Friday, July 21, 2006

Does the Derivative Right Add Up?

On June 30th, I did a post on the question of fixation and derivative works. Whether Fred von Lohmann could be stopped from singing in the shower by the derivative right (assuming an altered version, intentionally or not) even though it would be a private performance, was an unsolved question. The post mostly explored the difference between reproduction right (which requires fixation in copies or phonorecords) and the derivative right (which doesn't).

There is another difference between the two rights, though, namely, violation of the derivative right can occur not just by copying, but also by adding to the original.
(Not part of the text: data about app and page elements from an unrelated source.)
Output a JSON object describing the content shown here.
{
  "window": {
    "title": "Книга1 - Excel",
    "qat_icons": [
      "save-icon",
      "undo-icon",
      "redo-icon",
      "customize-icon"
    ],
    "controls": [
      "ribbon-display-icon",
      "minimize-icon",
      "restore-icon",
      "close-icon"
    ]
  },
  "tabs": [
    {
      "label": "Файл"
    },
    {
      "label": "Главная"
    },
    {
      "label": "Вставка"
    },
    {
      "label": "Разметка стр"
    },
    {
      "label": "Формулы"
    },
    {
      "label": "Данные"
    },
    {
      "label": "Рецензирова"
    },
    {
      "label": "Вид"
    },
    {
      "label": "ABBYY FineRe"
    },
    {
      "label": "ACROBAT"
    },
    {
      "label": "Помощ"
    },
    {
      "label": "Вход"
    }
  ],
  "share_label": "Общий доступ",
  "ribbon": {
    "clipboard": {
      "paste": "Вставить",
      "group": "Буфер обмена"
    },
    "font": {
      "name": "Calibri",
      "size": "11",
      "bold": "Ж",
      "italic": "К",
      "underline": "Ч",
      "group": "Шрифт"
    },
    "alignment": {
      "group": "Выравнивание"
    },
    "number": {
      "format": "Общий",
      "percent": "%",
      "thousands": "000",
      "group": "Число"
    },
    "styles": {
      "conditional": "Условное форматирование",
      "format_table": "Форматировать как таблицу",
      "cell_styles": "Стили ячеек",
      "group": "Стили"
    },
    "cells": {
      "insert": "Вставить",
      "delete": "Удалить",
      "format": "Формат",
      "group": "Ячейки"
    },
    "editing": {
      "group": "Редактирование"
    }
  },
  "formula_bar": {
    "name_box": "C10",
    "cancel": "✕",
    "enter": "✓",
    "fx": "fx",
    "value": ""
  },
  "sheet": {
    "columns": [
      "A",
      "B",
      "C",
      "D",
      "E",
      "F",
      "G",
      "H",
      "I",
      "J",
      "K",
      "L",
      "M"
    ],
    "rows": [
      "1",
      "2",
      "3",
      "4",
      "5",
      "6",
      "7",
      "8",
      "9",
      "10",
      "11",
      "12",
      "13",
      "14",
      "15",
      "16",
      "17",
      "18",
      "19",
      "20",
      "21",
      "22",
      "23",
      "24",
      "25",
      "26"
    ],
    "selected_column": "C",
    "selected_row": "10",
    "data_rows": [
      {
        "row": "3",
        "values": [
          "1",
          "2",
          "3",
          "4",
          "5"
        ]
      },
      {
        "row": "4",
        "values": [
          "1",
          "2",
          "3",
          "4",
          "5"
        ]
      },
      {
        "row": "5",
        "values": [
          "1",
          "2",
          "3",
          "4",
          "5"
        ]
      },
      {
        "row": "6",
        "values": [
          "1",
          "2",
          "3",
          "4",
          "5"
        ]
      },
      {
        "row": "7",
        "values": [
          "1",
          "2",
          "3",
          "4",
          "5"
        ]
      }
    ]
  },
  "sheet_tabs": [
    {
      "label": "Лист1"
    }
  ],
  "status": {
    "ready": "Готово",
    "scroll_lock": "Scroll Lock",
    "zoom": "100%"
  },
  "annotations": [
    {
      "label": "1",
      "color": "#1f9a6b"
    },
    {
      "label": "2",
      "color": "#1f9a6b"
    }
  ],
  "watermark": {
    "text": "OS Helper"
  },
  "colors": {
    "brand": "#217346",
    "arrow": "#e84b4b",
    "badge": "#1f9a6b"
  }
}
I use the term original here is the sense both of the intangible work and an intangible fixation: the reproduction right isn't violated if Marcel DuChamp painted a mustache on your physical painting, but the derivative right might be. Judge Posner wrote, in a case involving the addition of teletext to cable retransmissions, that "if the publisher of a book leaves the inside cover blank, the book seller cannot inscribe the Lord's Prayer on them in order to broaden the book's appeal," WGN Continental Broadcasting Co. v. United Video, Inc., 693 F.2d 622 (7th Cir. 1982). This is similar to a real such case, National Bank of Commerce v. Shaklee Corp., 503 F. Supp. 533 (W.D. Tex. 1980), where advertisements were affixed to to the copyrighted work. In a more recent case, National Conference of Bar Examiners v. Sacuzzo, 2003 WL 2146772, at *2 (S.D. Cal. June 10, 2003), infringement of the derivative right was found when student's recollections of taking secure tests was added to copyrighted material.

All of these cases are interesting because infringement was based not on copying the original, but adding to it. And there of course there are the subtraction cases, like Gilliam v. ABC, 538 F.2d 14 (2d Cir. 1976). Whether less is more, as Mies thought, or a bore as Robert Venturi thought, infringement can involve more or less.


Anonymous said...

I've been puzzled by the derivative works right for a long time and have been meaning to dig into the legislative history. First, I don't understand how it's not mere surplusage. Granted, a DW does not have to be fixed, no matter what the 9th Circuit says. But your post just points to a couple of cases where you can have a substantially similar public performance, or public display, as opposed to a substantially similar reproduction. Couldn't infringement still be handled under one of those other rights?

Second, I'm not sure I agree that merely adding to an existing fixation creates a derivative work. You give the example of an inscription in the margin (why just a bookseller? I gave a book to my wife with an inscription in it, which did not comment on, criticize, etc. the book -- infringement?), but what about the A.R.T. print-on-tile cases? As I believe the 7th Circuit decision notes (which seems at odds with Judge Posner's language), the A.R.T. cases seem no different than if you permanently mount a picture in a frame. Is framing a picture creating a derivative work?

William Patry said...

Historically, it seems that rights we would regard now under the derivative right were analyzed either under the reproduction right or the public performance right (like Daly v. Palmer).There wasn't a general derivative right of any consequence until 1909. I would guess Judge Posner would excuse your inscription as de minimis, but I agree there could be tension between his dicta and the Lee opinion.

Anonymous said...

I'm afraid I have to disagree with Mr. Sanders -- I don't see how "first sale" makes any difference to the analysis. Section 109 says that notwithstanding 106(3), an owner may sell or otherwise dispose of a copy. Nothing in 109 purports to limit 106(2).

Which means first sale doesn't tell us much about the difficult question of when adding material infringes the derivative right.

As for Mr. Boyden's comment, I agree that the 106(2) right will often be redundant with other exclusive rights. That doesn't mean it doesn't offer copyright owners substantial tactical advantages in particular cases. For example, a licensee may have the right to reproduce, but not create derivatives (which is why a book publisher doesn't get to make movies of your book w/o permission).

Lots of exclusive rights overlap significantly (see, e.g., public display and reproduction in the electronic transmission context), but still are valuable in the right circumstances.

Anonymous said...

Fred von Lohman wrote : For example, a licensee may have the right to reproduce, but not create derivatives (which is why a book publisher doesn't get to make movies of your book w/o permission).

I just participated in a class where this example was given: a music Website obtains a statutory 115 license granting reproduction rights from the music publisher for a DPD but the user also makes a thirty-second clip for previews. Is the clip unlawful because it is a reproduction without license or is it unlawful as a derivative work? A well-regarded music publishing specialist in the room said it was a derivative work and that was the evil. The Harry Fox form would permit the clip, I believe; but that was outside the scope of the issue as framed.

Anonymous said...

Though the owner of the book does not own the work as a work, the owner of the work does not own the book as a book. Only a change to the work as a work, not the book as a book, would create a derivative work. So I'm doubtful whether placing another work in physical contiguity with another work is any kind of infringement (though it might breach a publishing or sales contract). I share the general doubt about the usefulness of the derivative work concept. A similar debate has been conducted about the "adaptation right"; or perhaps it is the same debate.